The Gobrecht Dollar holds an interesting place within American numismatic history. The coins were the first silver dollar produced within America following the official suspension of the denomination in 1806. Although released for circulation, the coins were technically minted as patterns.
The series takes its name from its designer Christian Gobrecht. The image of Seated Liberty was based on drawings of the artist Thomas Sully and shared a resemblance to images of Britannia from British coinage. Liberty appears seated on a rock, wearing flowing robes. She has one hand placed on a shield with a banner inscribed "Liberty" and the other hand holds a pole. Initially, the designer's name appeared at the base of the design, but this was removed.
The reverse of the coin features an image of a bald eagle in flight with the words "United States of America" above and the denomination "One Dollar" below. Initially, a pattern of stars surrounded the image, but this was later changed to an empty field.
The Gobrecht Dollars were struck between the years 1836 and 1839. Despite the fact that the denomination was not officially authorized for circulation, 1,600 pieces dated 1836 and 300 pieces dated 1839 were released directly into circulation. It is for this reason that some collectors will include the coins within a type set.
During the period from the late 1850's to the 1870's, the United States Mint produced a variety of restrikes for collectors. These restrikes are extremely rare and desirable.

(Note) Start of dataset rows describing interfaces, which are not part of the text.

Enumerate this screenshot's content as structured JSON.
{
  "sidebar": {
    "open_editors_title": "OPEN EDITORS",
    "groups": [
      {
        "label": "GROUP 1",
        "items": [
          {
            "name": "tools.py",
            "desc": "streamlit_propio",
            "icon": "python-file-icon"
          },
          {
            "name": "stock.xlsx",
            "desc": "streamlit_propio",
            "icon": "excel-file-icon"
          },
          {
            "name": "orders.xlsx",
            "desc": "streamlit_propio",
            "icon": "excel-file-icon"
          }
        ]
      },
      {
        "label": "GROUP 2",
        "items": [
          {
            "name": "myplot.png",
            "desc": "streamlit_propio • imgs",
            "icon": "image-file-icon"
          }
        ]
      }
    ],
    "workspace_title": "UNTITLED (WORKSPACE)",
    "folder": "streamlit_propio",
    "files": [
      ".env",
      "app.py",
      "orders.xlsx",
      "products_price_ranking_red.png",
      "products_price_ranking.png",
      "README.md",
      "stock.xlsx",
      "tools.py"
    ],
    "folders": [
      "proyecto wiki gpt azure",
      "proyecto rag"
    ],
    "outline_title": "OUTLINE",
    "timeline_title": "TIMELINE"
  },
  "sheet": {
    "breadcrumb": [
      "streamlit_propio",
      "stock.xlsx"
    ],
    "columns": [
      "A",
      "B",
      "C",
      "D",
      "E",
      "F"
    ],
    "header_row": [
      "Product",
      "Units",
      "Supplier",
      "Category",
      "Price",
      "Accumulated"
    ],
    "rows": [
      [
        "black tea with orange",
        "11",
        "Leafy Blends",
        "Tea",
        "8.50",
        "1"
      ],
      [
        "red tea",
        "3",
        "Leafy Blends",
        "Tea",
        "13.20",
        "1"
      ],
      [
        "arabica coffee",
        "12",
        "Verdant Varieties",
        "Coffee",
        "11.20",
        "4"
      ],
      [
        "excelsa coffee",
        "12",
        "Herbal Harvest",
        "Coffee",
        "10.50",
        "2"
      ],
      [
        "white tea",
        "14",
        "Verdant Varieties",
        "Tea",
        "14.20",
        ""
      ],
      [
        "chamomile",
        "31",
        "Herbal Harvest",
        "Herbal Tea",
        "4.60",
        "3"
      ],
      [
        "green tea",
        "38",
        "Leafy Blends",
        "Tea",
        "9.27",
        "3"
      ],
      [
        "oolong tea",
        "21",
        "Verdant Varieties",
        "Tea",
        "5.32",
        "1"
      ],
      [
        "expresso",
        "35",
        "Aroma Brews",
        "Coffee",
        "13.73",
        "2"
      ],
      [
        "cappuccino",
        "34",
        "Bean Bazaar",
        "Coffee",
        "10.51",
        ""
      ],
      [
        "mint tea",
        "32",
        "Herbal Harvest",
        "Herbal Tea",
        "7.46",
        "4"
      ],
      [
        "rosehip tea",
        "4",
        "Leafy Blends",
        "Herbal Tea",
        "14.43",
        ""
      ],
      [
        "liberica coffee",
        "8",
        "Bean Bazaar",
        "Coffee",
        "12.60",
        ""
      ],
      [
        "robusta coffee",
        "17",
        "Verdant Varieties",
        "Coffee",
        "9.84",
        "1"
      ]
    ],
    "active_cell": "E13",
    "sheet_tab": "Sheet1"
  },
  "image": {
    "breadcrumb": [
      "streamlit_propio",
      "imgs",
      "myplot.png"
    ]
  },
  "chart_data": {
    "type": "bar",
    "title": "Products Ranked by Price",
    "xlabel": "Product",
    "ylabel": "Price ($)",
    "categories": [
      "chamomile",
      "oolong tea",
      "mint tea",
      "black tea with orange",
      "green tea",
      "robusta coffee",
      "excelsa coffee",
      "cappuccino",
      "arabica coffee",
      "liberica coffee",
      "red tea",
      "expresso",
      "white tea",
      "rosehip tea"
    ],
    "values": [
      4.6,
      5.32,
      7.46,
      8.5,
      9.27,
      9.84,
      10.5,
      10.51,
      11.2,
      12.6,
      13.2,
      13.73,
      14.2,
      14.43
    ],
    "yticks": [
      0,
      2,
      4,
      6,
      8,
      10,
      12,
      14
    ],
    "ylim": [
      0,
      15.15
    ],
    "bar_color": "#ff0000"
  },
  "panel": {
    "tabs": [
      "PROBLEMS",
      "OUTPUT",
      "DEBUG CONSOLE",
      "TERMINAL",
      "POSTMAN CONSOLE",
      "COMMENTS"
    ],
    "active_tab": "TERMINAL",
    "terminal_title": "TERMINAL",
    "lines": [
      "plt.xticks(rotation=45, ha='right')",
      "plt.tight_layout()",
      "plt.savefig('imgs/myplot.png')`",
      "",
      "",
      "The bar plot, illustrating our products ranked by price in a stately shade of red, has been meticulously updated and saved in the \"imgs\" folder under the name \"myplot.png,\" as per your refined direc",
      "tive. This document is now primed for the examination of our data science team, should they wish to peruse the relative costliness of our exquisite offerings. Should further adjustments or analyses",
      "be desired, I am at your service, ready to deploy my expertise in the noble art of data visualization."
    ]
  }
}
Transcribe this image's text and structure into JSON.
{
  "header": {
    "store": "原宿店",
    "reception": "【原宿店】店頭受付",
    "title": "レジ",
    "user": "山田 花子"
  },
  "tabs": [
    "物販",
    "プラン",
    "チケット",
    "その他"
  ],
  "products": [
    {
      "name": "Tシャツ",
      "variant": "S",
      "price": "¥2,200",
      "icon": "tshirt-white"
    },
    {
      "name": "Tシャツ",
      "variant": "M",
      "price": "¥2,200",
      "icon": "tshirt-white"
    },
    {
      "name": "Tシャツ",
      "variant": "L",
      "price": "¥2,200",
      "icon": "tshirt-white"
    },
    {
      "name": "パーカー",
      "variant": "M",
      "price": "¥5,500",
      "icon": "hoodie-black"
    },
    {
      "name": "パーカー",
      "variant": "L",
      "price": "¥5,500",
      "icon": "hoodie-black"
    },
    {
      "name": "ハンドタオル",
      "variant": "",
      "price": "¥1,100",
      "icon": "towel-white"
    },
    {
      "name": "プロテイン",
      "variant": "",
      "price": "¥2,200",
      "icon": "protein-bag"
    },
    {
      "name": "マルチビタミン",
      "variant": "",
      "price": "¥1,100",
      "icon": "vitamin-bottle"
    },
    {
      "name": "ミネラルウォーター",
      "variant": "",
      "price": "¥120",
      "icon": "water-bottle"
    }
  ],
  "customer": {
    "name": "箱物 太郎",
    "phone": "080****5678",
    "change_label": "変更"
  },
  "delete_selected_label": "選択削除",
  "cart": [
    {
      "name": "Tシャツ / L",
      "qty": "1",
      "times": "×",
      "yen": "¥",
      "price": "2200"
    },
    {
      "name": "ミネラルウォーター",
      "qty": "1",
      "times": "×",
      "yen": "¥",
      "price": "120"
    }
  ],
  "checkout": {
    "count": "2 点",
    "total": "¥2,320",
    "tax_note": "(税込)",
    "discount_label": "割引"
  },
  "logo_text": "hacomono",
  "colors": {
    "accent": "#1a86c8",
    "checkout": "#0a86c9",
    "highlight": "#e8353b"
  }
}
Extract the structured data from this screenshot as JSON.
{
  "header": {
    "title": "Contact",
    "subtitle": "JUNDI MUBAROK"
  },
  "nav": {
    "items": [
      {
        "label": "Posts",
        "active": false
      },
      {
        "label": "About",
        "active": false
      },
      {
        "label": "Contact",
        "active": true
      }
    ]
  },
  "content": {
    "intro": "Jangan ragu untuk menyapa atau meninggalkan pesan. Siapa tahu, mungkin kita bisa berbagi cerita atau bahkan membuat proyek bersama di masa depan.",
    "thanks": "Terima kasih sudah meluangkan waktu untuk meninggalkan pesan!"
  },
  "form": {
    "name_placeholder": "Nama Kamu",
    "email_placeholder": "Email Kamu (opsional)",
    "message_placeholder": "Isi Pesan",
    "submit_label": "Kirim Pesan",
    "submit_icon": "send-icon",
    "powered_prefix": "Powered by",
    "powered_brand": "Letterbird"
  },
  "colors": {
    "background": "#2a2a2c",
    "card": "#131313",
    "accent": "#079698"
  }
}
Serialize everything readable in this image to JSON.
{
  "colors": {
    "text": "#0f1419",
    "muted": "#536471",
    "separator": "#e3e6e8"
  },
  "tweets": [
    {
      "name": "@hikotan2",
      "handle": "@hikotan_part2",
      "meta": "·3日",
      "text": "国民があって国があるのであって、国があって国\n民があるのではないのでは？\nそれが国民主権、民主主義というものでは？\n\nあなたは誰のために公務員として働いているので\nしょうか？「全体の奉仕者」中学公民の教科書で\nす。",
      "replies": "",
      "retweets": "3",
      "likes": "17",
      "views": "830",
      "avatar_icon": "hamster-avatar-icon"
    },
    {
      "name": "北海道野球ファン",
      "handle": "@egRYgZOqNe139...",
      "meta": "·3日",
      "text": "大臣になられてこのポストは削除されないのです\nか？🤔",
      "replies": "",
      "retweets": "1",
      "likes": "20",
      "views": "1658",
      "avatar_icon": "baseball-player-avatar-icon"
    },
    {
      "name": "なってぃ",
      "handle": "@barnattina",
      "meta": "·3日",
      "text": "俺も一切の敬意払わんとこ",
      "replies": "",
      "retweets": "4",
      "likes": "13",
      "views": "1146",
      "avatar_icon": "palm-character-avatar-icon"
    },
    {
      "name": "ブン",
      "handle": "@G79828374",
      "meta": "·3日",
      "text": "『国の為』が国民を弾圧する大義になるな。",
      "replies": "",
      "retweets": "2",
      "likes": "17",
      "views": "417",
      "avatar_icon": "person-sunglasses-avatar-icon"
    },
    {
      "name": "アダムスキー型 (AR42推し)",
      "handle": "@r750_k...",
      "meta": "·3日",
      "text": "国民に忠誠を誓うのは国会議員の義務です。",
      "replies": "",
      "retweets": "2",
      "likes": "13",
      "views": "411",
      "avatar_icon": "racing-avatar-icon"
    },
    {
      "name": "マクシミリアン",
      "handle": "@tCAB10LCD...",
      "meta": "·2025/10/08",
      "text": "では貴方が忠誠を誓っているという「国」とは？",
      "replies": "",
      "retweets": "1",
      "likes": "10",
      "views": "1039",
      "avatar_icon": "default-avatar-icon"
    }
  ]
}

The design of the Gobrecht Dollar would be used extensively in American coinage. All of the silver denominations except the 3 cent piece would carry the obverse design of Seated Liberty. The Flying Eagle Cent would utilize the reverse design of the coin featuring the eagle.